___ Data to process
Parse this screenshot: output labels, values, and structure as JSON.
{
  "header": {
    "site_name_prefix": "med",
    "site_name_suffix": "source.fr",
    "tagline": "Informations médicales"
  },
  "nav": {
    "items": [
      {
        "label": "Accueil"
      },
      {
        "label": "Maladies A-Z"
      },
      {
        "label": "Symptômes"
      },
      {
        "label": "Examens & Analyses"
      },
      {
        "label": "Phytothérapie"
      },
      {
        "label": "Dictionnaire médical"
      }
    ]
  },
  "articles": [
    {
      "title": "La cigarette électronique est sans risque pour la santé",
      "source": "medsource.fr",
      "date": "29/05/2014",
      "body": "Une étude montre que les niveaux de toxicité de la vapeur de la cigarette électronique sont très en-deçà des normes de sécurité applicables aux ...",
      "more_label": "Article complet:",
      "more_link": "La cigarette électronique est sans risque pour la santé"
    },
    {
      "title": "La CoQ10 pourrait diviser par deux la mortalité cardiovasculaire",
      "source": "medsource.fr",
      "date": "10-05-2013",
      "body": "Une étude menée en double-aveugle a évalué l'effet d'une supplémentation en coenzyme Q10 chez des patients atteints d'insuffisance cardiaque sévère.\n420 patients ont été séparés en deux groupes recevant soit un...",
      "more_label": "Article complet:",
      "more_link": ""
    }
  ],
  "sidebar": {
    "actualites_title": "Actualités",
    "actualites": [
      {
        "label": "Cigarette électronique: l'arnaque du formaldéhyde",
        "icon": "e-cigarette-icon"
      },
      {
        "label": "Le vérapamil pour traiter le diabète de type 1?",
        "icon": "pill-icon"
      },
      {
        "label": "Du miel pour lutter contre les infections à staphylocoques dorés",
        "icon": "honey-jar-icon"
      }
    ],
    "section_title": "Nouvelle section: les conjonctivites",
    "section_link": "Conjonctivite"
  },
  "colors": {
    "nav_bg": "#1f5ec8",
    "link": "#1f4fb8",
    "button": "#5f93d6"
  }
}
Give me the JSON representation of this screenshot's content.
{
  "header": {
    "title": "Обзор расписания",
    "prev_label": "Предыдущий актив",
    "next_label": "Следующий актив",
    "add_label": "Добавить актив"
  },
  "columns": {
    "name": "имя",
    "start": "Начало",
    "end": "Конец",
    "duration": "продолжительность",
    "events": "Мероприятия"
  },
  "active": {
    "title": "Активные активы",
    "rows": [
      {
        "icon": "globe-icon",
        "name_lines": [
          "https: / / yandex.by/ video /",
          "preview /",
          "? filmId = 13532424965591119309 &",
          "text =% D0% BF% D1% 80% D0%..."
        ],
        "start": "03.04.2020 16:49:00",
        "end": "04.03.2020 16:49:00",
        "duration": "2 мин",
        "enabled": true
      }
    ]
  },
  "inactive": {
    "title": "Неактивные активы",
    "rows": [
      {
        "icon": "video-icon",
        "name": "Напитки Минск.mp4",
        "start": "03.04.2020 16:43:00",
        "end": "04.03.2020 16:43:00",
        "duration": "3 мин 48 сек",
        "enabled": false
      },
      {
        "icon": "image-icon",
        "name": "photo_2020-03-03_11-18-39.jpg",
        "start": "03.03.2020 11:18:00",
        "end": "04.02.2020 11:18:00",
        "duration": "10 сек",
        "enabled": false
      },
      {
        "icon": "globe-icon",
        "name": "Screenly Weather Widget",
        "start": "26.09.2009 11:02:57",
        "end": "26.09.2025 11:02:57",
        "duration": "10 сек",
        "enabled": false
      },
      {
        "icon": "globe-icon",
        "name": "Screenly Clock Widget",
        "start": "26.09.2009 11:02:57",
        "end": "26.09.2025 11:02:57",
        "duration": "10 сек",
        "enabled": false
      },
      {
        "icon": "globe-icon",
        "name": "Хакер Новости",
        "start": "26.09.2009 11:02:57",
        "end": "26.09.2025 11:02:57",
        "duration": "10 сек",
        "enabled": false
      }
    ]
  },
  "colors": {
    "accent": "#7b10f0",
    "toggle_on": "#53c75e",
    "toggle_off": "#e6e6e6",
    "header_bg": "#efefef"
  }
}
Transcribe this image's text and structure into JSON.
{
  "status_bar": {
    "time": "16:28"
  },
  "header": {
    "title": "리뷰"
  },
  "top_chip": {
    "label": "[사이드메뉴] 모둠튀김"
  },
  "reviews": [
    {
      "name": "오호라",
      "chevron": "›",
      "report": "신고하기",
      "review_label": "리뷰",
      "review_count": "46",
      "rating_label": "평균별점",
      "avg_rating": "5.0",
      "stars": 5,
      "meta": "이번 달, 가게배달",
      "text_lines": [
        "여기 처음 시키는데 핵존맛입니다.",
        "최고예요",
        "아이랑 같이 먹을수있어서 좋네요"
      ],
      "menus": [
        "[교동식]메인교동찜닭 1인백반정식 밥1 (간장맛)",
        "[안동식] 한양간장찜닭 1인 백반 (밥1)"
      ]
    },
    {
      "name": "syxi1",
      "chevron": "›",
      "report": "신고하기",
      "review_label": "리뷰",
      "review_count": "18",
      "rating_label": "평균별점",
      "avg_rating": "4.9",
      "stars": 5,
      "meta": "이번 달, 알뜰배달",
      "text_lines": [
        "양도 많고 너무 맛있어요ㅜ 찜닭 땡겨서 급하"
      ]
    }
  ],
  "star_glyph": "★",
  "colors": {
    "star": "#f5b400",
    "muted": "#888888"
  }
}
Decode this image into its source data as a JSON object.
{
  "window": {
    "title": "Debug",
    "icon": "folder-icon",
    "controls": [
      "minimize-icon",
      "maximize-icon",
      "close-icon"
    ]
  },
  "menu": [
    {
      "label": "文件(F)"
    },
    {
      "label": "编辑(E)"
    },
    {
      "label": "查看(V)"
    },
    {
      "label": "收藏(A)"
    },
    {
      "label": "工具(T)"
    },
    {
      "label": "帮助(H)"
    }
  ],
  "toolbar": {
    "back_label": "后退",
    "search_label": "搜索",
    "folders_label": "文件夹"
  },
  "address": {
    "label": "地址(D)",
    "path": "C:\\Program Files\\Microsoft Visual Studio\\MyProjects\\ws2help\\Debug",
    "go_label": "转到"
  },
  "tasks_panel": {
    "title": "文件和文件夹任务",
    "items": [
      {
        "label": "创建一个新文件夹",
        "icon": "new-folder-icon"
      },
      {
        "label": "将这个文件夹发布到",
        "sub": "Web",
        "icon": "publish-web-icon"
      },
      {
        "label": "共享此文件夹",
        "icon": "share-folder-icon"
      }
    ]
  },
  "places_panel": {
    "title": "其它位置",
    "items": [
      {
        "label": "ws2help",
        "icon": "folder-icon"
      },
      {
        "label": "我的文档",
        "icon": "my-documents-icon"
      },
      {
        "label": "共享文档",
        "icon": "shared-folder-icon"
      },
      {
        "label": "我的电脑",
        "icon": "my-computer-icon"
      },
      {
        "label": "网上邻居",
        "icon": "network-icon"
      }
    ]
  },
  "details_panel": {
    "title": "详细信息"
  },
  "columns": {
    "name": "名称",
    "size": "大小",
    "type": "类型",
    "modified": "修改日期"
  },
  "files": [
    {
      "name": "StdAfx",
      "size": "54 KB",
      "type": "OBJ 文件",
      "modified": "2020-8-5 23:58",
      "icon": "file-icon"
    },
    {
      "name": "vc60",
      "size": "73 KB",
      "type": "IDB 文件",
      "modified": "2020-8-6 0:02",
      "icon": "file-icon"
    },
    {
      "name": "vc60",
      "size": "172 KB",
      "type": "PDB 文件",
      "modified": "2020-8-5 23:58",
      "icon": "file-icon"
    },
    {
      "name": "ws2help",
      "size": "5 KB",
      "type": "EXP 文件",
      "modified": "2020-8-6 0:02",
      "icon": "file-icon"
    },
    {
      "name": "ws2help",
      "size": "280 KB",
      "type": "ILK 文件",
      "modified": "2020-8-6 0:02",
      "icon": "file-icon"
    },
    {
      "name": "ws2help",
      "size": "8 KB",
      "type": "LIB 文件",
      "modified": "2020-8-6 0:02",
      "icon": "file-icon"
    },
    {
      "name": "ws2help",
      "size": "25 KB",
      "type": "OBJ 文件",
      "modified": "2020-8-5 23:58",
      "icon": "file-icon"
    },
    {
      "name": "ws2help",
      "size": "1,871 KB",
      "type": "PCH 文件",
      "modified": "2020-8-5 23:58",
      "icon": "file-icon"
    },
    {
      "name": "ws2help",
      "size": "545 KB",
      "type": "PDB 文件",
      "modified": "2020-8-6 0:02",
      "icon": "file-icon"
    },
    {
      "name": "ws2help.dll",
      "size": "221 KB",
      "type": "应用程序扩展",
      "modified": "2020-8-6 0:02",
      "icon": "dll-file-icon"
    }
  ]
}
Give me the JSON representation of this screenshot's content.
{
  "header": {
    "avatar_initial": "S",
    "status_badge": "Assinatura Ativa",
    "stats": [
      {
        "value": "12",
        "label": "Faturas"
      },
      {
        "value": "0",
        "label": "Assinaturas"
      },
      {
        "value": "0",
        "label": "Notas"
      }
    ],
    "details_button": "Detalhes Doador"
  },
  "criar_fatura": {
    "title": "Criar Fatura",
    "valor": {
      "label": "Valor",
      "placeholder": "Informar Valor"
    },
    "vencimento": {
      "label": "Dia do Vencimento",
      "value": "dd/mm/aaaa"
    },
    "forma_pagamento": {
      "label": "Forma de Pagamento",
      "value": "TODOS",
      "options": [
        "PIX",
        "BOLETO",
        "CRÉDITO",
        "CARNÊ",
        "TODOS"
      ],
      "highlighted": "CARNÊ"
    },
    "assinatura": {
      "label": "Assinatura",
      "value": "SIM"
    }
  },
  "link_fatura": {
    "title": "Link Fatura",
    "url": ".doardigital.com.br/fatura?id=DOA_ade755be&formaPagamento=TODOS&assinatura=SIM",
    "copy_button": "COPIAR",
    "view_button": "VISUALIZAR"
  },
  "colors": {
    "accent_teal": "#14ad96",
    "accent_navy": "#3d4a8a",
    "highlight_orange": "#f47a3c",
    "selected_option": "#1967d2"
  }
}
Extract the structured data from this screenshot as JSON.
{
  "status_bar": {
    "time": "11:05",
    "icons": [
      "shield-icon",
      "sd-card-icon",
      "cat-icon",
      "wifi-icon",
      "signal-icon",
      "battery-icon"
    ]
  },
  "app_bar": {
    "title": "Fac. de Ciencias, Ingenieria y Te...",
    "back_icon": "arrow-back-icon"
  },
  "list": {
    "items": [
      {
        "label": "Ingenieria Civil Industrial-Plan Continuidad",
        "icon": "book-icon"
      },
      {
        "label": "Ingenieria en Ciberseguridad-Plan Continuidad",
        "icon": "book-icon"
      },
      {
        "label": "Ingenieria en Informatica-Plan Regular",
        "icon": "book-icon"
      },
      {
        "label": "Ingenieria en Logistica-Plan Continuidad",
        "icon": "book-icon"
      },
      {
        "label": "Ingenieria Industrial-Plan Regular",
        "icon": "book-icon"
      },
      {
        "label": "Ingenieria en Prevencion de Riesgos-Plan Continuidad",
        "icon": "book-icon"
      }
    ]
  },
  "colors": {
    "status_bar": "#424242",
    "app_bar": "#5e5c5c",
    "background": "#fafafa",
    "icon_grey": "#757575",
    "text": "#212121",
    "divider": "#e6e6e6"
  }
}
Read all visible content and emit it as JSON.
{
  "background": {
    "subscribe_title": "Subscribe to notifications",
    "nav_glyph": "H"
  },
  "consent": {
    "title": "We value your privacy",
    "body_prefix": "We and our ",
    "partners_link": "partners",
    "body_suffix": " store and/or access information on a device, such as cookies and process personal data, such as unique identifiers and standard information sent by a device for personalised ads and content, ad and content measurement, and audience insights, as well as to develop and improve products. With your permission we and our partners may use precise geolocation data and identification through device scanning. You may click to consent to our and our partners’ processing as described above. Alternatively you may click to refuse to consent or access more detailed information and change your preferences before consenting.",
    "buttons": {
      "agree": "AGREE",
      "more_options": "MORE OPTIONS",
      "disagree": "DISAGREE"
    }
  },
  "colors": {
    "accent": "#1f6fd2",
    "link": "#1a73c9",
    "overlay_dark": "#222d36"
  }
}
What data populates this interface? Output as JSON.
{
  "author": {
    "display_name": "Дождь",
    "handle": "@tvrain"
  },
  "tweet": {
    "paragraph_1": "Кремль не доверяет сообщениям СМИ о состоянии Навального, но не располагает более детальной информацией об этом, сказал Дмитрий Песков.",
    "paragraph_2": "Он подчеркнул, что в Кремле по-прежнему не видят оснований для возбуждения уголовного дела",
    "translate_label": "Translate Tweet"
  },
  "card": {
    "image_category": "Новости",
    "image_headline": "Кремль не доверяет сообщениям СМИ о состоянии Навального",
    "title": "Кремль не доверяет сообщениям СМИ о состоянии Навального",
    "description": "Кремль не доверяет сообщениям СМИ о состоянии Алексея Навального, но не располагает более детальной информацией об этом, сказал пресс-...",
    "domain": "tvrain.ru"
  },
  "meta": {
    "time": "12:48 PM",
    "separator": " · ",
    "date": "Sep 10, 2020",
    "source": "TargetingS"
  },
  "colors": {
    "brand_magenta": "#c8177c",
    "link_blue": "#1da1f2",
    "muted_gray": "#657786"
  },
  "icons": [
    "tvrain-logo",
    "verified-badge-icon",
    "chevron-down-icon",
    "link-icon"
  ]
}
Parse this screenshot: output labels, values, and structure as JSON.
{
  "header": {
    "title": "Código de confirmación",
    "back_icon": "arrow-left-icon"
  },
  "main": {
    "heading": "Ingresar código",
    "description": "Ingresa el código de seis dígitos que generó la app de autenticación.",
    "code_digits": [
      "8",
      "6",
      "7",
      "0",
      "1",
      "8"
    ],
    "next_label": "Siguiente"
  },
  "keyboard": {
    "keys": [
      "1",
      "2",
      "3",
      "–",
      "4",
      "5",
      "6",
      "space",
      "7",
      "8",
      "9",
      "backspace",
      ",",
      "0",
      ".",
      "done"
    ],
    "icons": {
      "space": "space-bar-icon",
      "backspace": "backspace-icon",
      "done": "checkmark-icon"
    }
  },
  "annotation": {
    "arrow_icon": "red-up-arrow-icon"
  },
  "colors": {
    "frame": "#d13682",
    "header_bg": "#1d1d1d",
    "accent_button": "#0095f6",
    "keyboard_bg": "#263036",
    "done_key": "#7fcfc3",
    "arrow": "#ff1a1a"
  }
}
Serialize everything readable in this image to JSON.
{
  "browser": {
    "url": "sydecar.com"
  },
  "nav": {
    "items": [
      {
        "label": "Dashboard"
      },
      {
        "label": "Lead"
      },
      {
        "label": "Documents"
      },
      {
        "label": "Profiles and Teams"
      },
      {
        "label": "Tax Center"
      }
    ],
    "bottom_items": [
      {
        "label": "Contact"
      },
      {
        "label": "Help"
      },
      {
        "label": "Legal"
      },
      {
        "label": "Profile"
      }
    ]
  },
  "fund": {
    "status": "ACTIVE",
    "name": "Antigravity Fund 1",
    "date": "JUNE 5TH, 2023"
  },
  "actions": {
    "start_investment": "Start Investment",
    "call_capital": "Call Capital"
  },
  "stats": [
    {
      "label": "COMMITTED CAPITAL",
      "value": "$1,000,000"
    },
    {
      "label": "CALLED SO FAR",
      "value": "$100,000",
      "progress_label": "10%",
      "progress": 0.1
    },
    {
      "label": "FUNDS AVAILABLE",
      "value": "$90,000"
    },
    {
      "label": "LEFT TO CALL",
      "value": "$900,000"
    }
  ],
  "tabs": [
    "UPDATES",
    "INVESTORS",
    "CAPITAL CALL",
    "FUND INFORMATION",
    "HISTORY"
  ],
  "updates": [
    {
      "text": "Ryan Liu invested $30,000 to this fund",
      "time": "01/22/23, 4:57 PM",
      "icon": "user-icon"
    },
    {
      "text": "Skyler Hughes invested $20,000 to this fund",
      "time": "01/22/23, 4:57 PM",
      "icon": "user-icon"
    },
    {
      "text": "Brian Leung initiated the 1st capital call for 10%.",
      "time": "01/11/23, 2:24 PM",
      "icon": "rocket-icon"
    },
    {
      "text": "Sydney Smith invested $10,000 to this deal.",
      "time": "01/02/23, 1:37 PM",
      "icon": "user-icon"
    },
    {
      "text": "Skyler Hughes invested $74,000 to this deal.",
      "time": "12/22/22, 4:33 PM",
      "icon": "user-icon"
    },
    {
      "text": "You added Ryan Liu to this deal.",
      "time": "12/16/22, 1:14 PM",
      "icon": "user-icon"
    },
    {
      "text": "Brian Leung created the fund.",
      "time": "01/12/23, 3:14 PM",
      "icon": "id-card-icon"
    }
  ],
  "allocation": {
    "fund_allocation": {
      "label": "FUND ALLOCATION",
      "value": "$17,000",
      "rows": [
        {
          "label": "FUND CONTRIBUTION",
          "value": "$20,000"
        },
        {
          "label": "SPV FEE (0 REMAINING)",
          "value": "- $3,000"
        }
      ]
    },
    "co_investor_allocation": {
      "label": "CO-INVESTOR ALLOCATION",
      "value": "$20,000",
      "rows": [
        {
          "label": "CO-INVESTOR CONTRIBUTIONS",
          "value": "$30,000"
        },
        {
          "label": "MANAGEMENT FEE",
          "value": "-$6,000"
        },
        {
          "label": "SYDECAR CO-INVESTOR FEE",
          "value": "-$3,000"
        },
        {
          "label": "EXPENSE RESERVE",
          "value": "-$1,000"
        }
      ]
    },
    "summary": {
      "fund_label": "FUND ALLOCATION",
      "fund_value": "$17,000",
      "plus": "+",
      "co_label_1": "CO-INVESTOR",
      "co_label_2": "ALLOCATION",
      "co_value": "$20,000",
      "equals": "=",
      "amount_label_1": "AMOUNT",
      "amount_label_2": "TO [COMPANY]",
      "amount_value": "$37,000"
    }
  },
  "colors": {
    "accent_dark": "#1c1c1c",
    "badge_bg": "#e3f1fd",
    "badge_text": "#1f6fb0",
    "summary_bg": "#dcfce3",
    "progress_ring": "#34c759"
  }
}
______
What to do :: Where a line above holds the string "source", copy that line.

Output of the task ::
    "site_name_suffix": "source.fr",
      "source": "medsource.fr",
      "source": "medsource.fr",
Decode this image into its source data as a JSON object.
    "source": "TargetingS"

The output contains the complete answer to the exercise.